And then he says that this artist, having the artistic temperament, and concluding that he is not being appreciated, puts his pipe under his arm and goes to the city. I think he has him go to Paris, and there he joins an orchestra, and they all play together, and they go down very low, and they go up very high, and they do very remarkable things in a musical way. And the audiences who come to listen are not people who labor, for the most part; they come because they think it is a cultivated thing to hear good music, or they want to write articles about it, or they want to go to an afternoon tea and tell somebody else that they have heard this music; for all sorts of reasons they come and listen. And because they listen from these queer reasons, the musicians begin to think only of their technique, they begin to try to do things that will dazzle the audience, that will bewilder them and mystify them.

And two things happen, Tolstoy says: The first thing that happens is that the people who are laboring are not having this music at all, because they cannot afford to come to hear this orchestra; they were working for a living in the shoe factories, the mills, the sweatshops, toiling through long hours without the pleasure which music might give them. And when they want that pleasure, they go to low music halls and get that which appeals to their sensuous natures, or at least that which does not uplift their minds. And then the fine people who come to listen to the orchestra, say to each other, "See, what the common people are; they like low down music; they don't like such fine music as we appreciate." And the orchestra, on the other hand, because it is not ministering to the people who labor, because it is not trying to perform the function of art, they, too, become very queer and difficult to understand, far away from that simple art which when fostered has always been a help; the art which Homer represented when he sang to the people of Greece and put into beautiful form the old stories of which they were all so proud; the sort of art which Cimabue represented when he came down from the mountainside and carried the picture of the Madonna through the streets of Florence, and all the people followed him and felt their religious life was being expressed by this gracious mother and child; the sort of art which Wagner expressed when he tried to unite the German Empire by going back into the old folk tales and saying, "These belong to all of us; we will synchronize them; we will bring them together; and through them we will express this new national life." [page 6]
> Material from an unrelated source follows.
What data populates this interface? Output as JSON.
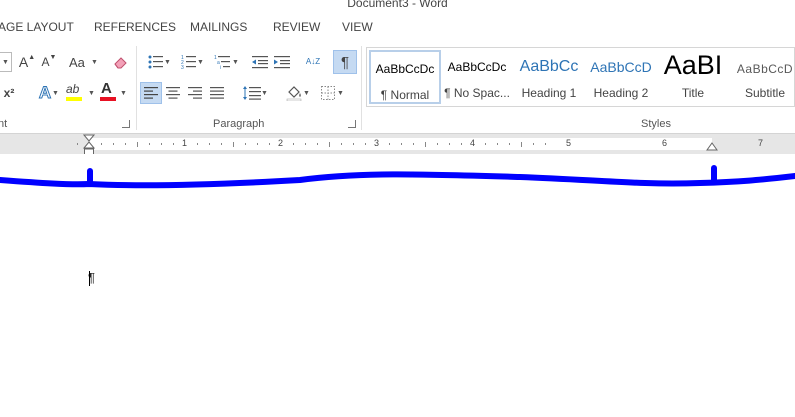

And so Tolstoy says this thing has happened to art, that because real art can only come at the moment when it is trying to express the life of the people, after that moment is passed we imitate it, we serve it up over and over again. The people who labor, bereft of this art which they ought to have, get farther and farther away from solace, harder in their lives and duller in their purposes.

Many of us believe that the drama is a great art, that the power of the stage is so great and popular, that even the five-cent theater is almost becoming a national institution. I believe there are two and a half million people every twenty-four hours who go to a nickel show of some sort in the United States. They go, fathers and mothers and little children. What they see there more or less forms their moral purposes, or at least it expresses their longings for the heroic of life, their romantic cravings for all of those things which lie outside of humdrum. It is because we believe this art is so great and so powerful, even in its humblest manifestations at the nickel show, that we would preserve it for our national life, that we would keep away from it those who are too young to understand what it means, who are caught by the lack of restraint which art always exhibits, who fall in the snares which are always spread out for the young in such places.

And we would say, let us have as fast as we can a national drama in America; but let us have a drama presented by mature men and women, with their powers trained, with their outlook on life moralized; and then let us meet it from the side of the audience with a demand that it shall be sustained and worthy of our national life, and that it shall not be crowded and put before us prematurely, and that the young shall not be sacrificed that we may have a Roman holiday.